**Activity**: Among the entries that follow, find every line with the word "Optional" and copy it.

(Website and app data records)
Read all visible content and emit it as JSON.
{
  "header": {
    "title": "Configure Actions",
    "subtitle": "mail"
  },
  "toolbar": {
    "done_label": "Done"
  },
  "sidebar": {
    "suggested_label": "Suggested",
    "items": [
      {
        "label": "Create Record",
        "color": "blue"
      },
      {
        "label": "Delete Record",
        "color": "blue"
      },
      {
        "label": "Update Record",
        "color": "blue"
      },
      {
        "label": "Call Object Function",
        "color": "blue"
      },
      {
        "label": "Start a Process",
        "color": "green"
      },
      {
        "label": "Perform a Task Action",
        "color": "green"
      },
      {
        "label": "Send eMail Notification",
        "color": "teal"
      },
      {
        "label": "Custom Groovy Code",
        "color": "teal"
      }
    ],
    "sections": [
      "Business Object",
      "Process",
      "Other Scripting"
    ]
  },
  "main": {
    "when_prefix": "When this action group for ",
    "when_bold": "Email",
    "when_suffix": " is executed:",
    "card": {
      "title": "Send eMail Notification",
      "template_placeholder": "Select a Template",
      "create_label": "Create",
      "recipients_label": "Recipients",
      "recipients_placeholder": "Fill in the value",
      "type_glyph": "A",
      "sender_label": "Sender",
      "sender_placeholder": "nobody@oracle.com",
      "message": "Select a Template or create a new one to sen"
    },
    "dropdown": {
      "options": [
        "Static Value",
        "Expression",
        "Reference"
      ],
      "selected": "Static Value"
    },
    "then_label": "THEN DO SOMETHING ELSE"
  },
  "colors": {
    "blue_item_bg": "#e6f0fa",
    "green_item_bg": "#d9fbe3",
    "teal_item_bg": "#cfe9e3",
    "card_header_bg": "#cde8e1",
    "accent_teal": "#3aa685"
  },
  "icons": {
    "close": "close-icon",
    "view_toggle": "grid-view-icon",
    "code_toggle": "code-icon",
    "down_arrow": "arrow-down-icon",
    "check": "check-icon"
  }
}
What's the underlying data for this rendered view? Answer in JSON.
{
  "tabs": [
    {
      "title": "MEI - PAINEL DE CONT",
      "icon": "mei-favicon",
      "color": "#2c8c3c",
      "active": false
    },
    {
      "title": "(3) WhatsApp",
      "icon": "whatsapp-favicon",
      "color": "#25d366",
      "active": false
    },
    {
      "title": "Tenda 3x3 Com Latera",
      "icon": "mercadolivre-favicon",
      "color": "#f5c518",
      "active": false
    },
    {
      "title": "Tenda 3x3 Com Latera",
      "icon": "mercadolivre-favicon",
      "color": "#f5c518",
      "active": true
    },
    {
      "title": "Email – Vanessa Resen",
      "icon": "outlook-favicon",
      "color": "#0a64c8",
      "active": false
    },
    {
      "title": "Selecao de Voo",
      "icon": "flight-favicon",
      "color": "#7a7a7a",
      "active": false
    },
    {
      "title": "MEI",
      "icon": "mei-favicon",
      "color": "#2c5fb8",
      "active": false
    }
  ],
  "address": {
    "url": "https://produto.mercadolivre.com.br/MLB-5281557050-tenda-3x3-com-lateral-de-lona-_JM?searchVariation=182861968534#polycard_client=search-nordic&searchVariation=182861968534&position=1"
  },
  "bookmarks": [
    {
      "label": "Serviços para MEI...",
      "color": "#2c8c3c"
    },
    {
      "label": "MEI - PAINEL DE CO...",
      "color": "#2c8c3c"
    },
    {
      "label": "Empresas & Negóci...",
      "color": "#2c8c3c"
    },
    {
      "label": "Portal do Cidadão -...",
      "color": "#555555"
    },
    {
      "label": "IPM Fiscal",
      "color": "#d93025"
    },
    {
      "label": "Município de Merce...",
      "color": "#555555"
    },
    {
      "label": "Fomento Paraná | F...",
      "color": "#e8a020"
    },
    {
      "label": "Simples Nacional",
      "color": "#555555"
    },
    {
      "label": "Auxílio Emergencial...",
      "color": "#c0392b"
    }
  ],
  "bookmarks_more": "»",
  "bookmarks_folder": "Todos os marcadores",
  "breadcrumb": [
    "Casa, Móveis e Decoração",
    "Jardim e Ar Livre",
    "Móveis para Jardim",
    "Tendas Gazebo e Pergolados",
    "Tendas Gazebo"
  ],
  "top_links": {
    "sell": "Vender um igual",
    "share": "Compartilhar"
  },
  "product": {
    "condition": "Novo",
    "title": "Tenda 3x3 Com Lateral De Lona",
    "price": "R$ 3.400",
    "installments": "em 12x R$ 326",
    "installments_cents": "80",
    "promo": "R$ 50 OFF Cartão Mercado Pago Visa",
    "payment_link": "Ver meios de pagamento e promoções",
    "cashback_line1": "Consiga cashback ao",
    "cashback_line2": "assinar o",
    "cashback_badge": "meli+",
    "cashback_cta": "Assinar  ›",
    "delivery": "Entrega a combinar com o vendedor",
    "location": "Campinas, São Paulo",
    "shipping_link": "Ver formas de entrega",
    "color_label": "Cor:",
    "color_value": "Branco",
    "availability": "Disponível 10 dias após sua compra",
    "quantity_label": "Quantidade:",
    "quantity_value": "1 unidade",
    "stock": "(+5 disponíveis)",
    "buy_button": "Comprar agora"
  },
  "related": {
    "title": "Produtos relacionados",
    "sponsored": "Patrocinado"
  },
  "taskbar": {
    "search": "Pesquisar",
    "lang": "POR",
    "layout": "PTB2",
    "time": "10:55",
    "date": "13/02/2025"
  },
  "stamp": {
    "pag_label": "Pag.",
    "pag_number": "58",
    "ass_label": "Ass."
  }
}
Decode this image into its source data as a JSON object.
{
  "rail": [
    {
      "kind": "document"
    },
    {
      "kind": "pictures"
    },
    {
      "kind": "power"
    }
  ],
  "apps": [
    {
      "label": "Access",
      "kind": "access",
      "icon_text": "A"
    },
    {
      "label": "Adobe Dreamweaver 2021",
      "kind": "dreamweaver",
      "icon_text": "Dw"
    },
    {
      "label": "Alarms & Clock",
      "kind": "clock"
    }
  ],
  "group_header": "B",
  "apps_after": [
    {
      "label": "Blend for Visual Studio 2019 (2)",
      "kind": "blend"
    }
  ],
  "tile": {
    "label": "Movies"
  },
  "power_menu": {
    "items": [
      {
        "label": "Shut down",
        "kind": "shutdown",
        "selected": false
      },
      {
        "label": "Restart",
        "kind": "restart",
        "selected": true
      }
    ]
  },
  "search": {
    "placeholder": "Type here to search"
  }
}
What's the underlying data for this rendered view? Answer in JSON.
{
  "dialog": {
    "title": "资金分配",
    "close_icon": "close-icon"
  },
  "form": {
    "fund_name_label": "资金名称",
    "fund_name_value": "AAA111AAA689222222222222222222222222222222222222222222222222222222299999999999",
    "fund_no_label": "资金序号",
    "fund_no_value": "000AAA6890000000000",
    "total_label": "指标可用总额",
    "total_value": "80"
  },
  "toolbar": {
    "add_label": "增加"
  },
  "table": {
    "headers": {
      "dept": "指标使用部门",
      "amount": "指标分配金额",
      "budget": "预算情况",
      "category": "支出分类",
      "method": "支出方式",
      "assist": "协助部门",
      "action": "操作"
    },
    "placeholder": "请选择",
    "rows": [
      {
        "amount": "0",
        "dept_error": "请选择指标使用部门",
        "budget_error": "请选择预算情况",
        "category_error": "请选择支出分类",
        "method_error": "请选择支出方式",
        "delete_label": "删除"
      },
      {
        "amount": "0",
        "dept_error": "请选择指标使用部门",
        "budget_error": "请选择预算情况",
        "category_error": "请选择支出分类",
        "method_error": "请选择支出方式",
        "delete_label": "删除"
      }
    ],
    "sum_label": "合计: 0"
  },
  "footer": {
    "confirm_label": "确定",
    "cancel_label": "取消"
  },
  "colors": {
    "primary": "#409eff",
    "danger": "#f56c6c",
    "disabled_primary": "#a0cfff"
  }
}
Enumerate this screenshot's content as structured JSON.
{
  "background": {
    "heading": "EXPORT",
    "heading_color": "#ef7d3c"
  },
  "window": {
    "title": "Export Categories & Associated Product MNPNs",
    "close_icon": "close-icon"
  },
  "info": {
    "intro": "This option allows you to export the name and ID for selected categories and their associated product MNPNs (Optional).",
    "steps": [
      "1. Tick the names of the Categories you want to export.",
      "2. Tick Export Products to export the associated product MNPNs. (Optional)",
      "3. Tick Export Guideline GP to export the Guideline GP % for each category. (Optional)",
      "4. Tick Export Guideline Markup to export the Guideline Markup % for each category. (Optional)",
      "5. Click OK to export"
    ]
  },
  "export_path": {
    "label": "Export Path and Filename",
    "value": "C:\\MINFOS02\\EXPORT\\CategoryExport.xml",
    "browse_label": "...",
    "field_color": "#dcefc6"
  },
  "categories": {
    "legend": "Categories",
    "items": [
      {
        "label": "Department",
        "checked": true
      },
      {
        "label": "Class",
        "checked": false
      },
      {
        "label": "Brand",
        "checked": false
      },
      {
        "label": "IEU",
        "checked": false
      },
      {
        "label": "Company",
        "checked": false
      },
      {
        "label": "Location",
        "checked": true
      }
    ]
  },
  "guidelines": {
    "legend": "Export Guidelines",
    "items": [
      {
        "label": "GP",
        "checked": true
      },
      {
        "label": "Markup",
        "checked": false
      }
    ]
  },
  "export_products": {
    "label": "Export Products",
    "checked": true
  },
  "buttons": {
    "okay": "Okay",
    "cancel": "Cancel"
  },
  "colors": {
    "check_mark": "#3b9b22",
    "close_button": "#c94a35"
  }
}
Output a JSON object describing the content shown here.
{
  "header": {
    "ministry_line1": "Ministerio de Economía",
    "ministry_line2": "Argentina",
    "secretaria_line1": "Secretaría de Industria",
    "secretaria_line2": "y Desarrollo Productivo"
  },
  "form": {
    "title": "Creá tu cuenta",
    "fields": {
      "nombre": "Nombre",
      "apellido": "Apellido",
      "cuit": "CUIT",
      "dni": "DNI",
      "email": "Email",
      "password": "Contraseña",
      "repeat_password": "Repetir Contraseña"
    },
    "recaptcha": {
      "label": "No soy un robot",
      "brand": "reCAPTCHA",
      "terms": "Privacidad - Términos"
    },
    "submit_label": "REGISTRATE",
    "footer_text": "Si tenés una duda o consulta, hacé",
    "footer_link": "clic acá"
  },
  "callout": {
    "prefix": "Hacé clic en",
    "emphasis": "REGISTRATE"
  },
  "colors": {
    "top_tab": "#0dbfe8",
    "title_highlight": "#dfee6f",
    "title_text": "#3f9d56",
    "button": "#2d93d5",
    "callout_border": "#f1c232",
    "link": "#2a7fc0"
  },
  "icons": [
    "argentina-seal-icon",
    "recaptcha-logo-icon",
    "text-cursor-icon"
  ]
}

**Answer for the task**:
    "intro": "This option allows you to export the name and ID for selected categories and their associated product MNPNs (Optional).",
      "2. Tick Export Products to export the associated product MNPNs. (Optional)",
      "3. Tick Export Guideline GP to export the Guideline GP % for each category. (Optional)",
      "4. Tick Export Guideline Markup to export the Guideline Markup % for each category. (Optional)",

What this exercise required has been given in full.